_WHAT TO WORK ON_: Repeat the data exactly, every last line of it.

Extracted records
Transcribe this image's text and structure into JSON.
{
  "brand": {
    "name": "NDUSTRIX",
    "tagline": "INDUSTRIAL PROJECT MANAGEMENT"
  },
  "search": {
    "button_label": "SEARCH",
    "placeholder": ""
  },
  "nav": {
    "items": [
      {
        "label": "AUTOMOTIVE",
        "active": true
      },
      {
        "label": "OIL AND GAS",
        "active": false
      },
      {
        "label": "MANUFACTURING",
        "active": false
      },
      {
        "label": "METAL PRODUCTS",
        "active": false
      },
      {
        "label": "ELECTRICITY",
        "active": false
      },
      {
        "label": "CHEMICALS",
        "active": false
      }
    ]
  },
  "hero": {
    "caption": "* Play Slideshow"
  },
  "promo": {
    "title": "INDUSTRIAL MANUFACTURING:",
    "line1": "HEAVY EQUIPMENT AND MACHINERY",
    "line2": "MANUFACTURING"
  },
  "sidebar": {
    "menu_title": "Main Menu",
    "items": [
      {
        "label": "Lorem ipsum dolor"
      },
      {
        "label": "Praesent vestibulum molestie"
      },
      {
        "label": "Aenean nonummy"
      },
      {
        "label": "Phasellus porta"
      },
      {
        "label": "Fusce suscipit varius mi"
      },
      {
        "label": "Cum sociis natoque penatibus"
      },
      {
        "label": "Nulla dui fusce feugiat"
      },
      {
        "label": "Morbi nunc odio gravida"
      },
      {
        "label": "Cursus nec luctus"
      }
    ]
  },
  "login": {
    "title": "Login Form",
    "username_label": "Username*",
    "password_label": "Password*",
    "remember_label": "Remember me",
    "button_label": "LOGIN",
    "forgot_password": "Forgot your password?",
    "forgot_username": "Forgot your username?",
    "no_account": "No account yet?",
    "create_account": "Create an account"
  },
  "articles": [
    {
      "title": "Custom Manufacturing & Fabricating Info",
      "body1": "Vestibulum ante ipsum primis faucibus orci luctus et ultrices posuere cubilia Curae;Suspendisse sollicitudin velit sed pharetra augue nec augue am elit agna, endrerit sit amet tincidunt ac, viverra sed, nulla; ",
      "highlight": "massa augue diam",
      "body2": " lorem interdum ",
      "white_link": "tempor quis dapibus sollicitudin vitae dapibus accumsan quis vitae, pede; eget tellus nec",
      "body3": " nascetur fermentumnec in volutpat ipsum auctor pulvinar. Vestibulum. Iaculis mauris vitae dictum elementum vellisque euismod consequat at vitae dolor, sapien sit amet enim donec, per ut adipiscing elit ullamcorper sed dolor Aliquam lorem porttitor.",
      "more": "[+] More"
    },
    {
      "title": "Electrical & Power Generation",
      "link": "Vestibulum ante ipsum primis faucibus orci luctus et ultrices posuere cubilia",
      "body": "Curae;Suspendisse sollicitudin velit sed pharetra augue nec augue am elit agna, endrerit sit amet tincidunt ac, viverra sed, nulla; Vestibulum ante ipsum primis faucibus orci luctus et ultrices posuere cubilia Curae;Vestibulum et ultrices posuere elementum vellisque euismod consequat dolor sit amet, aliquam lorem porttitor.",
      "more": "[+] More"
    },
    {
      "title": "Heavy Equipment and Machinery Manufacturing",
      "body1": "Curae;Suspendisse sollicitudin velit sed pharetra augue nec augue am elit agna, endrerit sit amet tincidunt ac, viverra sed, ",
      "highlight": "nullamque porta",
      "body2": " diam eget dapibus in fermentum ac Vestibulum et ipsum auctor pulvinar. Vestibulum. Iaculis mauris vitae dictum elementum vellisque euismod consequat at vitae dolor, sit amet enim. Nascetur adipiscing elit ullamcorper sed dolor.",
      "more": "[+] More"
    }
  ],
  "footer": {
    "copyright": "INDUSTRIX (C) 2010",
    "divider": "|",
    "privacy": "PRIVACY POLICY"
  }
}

_FINISHED TASK_:
Transcribe this image's text and structure into JSON.
{
  "brand": {
    "name": "NDUSTRIX",
    "tagline": "INDUSTRIAL PROJECT MANAGEMENT"
  },
  "search": {
    "button_label": "SEARCH",
    "placeholder": ""
  },
  "nav": {
    "items": [
      {
        "label": "AUTOMOTIVE",
        "active": true
      },
      {
        "label": "OIL AND GAS",
        "active": false
      },
      {
        "label": "MANUFACTURING",
        "active": false
      },
      {
        "label": "METAL PRODUCTS",
        "active": false
      },
      {
        "label": "ELECTRICITY",
        "active": false
      },
      {
        "label": "CHEMICALS",
        "active": false
      }
    ]
  },
  "hero": {
    "caption": "* Play Slideshow"
  },
  "promo": {
    "title": "INDUSTRIAL MANUFACTURING:",
    "line1": "HEAVY EQUIPMENT AND MACHINERY",
    "line2": "MANUFACTURING"
  },
  "sidebar": {
    "menu_title": "Main Menu",
    "items": [
      {
        "label": "Lorem ipsum dolor"
      },
      {
        "label": "Praesent vestibulum molestie"
      },
      {
        "label": "Aenean nonummy"
      },
      {
        "label": "Phasellus porta"
      },
      {
        "label": "Fusce suscipit varius mi"
      },
      {
        "label": "Cum sociis natoque penatibus"
      },
      {
        "label": "Nulla dui fusce feugiat"
      },
      {
        "label": "Morbi nunc odio gravida"
      },
      {
        "label": "Cursus nec luctus"
      }
    ]
  },
  "login": {
    "title": "Login Form",
    "username_label": "Username*",
    "password_label": "Password*",
    "remember_label": "Remember me",
    "button_label": "LOGIN",
    "forgot_password": "Forgot your password?",
    "forgot_username": "Forgot your username?",
    "no_account": "No account yet?",
    "create_account": "Create an account"
  },
  "articles": [
    {
      "title": "Custom Manufacturing & Fabricating Info",
      "body1": "Vestibulum ante ipsum primis faucibus orci luctus et ultrices posuere cubilia Curae;Suspendisse sollicitudin velit sed pharetra augue nec augue am elit agna, endrerit sit amet tincidunt ac, viverra sed, nulla; ",
      "highlight": "massa augue diam",
      "body2": " lorem interdum ",
      "white_link": "tempor quis dapibus sollicitudin vitae dapibus accumsan quis vitae, pede; eget tellus nec",
      "body3": " nascetur fermentumnec in volutpat ipsum auctor pulvinar. Vestibulum. Iaculis mauris vitae dictum elementum vellisque euismod consequat at vitae dolor, sapien sit amet enim donec, per ut adipiscing elit ullamcorper sed dolor Aliquam lorem porttitor.",
      "more": "[+] More"
    },
    {
      "title": "Electrical & Power Generation",
      "link": "Vestibulum ante ipsum primis faucibus orci luctus et ultrices posuere cubilia",
      "body": "Curae;Suspendisse sollicitudin velit sed pharetra augue nec augue am elit agna, endrerit sit amet tincidunt ac, viverra sed, nulla; Vestibulum ante ipsum primis faucibus orci luctus et ultrices posuere cubilia Curae;Vestibulum et ultrices posuere elementum vellisque euismod consequat dolor sit amet, aliquam lorem porttitor.",
      "more": "[+] More"
    },
    {
      "title": "Heavy Equipment and Machinery Manufacturing",
      "body1": "Curae;Suspendisse sollicitudin velit sed pharetra augue nec augue am elit agna, endrerit sit amet tincidunt ac, viverra sed, ",
      "highlight": "nullamque porta",
      "body2": " diam eget dapibus in fermentum ac Vestibulum et ipsum auctor pulvinar. Vestibulum. Iaculis mauris vitae dictum elementum vellisque euismod consequat at vitae dolor, sit amet enim. Nascetur adipiscing elit ullamcorper sed dolor.",
      "more": "[+] More"
    }
  ],
  "footer": {
    "copyright": "INDUSTRIX (C) 2010",
    "divider": "|",
    "privacy": "PRIVACY POLICY"
  }
}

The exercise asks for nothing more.